BEGIN The input

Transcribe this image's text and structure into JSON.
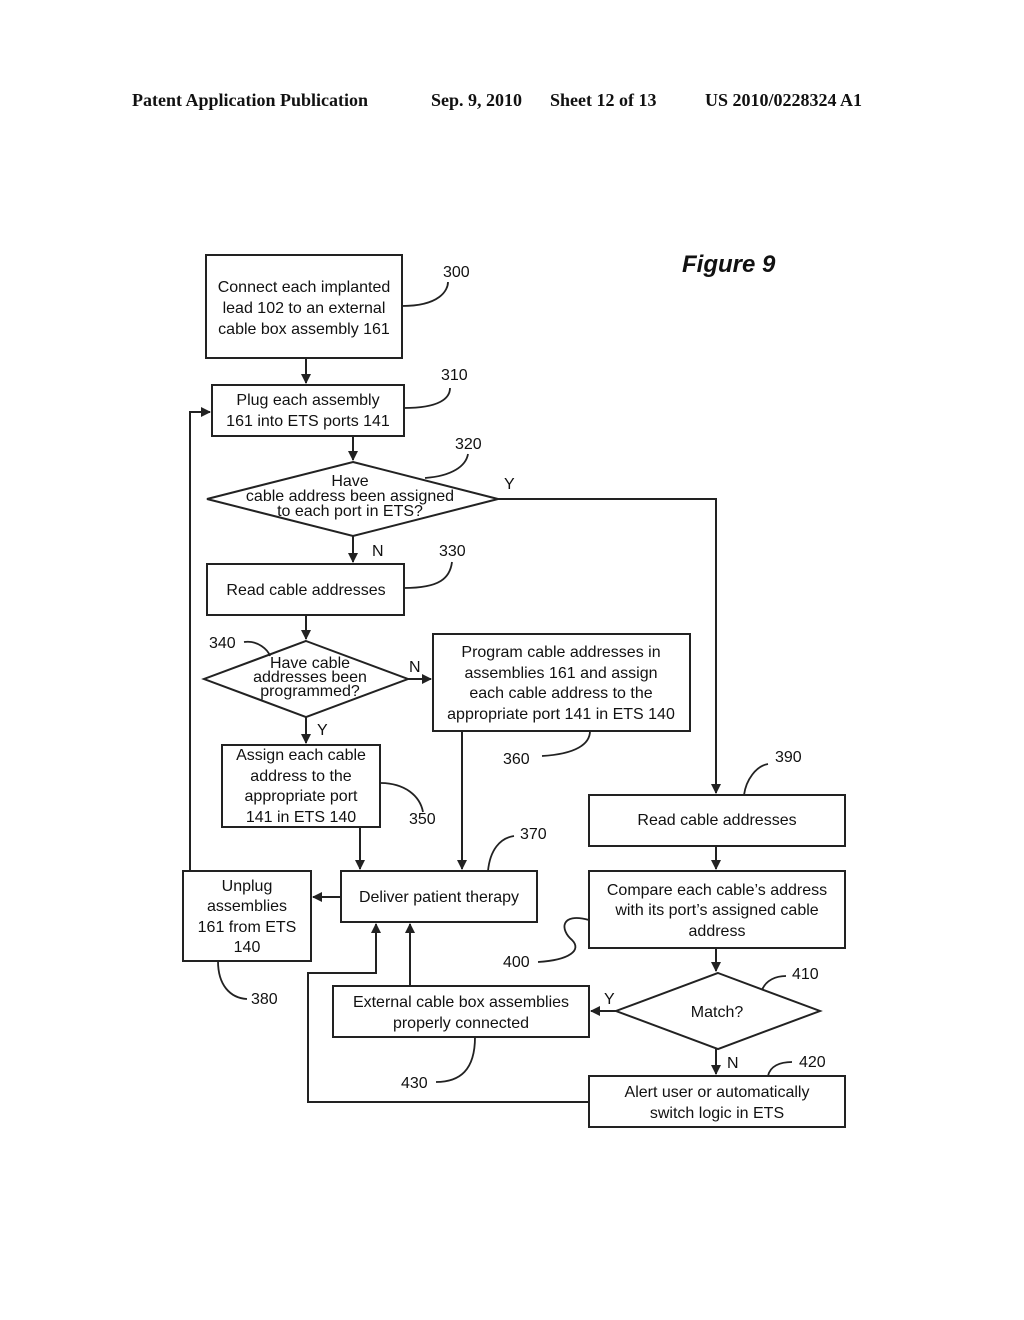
{
  "header": {
    "publication": "Patent Application Publication",
    "date": "Sep. 9, 2010",
    "sheet": "Sheet 12 of 13",
    "number": "US 2010/0228324 A1"
  },
  "figure_title": "Figure 9",
  "nodes": {
    "n300": {
      "ref": "300",
      "lines": [
        "Connect each implanted",
        "lead 102 to an external",
        "cable box assembly 161"
      ]
    },
    "n310": {
      "ref": "310",
      "lines": [
        "Plug each assembly",
        "161 into ETS ports 141"
      ]
    },
    "n320": {
      "ref": "320",
      "lines": [
        "Have",
        "cable address been assigned",
        "to each port in ETS?"
      ]
    },
    "n330": {
      "ref": "330",
      "lines": [
        "Read cable addresses"
      ]
    },
    "n340": {
      "ref": "340",
      "lines": [
        "Have cable",
        "addresses been",
        "programmed?"
      ]
    },
    "n350": {
      "ref": "350",
      "lines": [
        "Assign each cable",
        "address to the",
        "appropriate port",
        "141 in ETS 140"
      ]
    },
    "n360": {
      "ref": "360",
      "lines": [
        "Program cable addresses in",
        "assemblies 161 and assign",
        "each cable address to the",
        "appropriate port 141 in ETS 140"
      ]
    },
    "n370": {
      "ref": "370",
      "lines": [
        "Deliver patient therapy"
      ]
    },
    "n380": {
      "ref": "380",
      "lines": [
        "Unplug",
        "assemblies",
        "161 from ETS",
        "140"
      ]
    },
    "n390": {
      "ref": "390",
      "lines": [
        "Read cable addresses"
      ]
    },
    "n400": {
      "ref": "400",
      "lines": [
        "Compare each cable’s address",
        "with its port’s assigned cable",
        "address"
      ]
    },
    "n410": {
      "ref": "410",
      "lines": [
        "Match?"
      ]
    },
    "n420": {
      "ref": "420",
      "lines": [
        "Alert user or automatically",
        "switch logic in ETS"
      ]
    },
    "n430": {
      "ref": "430",
      "lines": [
        "External cable box assemblies",
        "properly connected"
      ]
    }
  },
  "edge_labels": {
    "e320_yes": "Y",
    "e320_no": "N",
    "e340_no": "N",
    "e340_yes": "Y",
    "e410_yes": "Y",
    "e410_no": "N"
  }
}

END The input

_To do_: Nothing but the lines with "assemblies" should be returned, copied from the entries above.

_Solution for this problem_:
        "assemblies 161 and assign",
        "assemblies",
        "External cable box assemblies",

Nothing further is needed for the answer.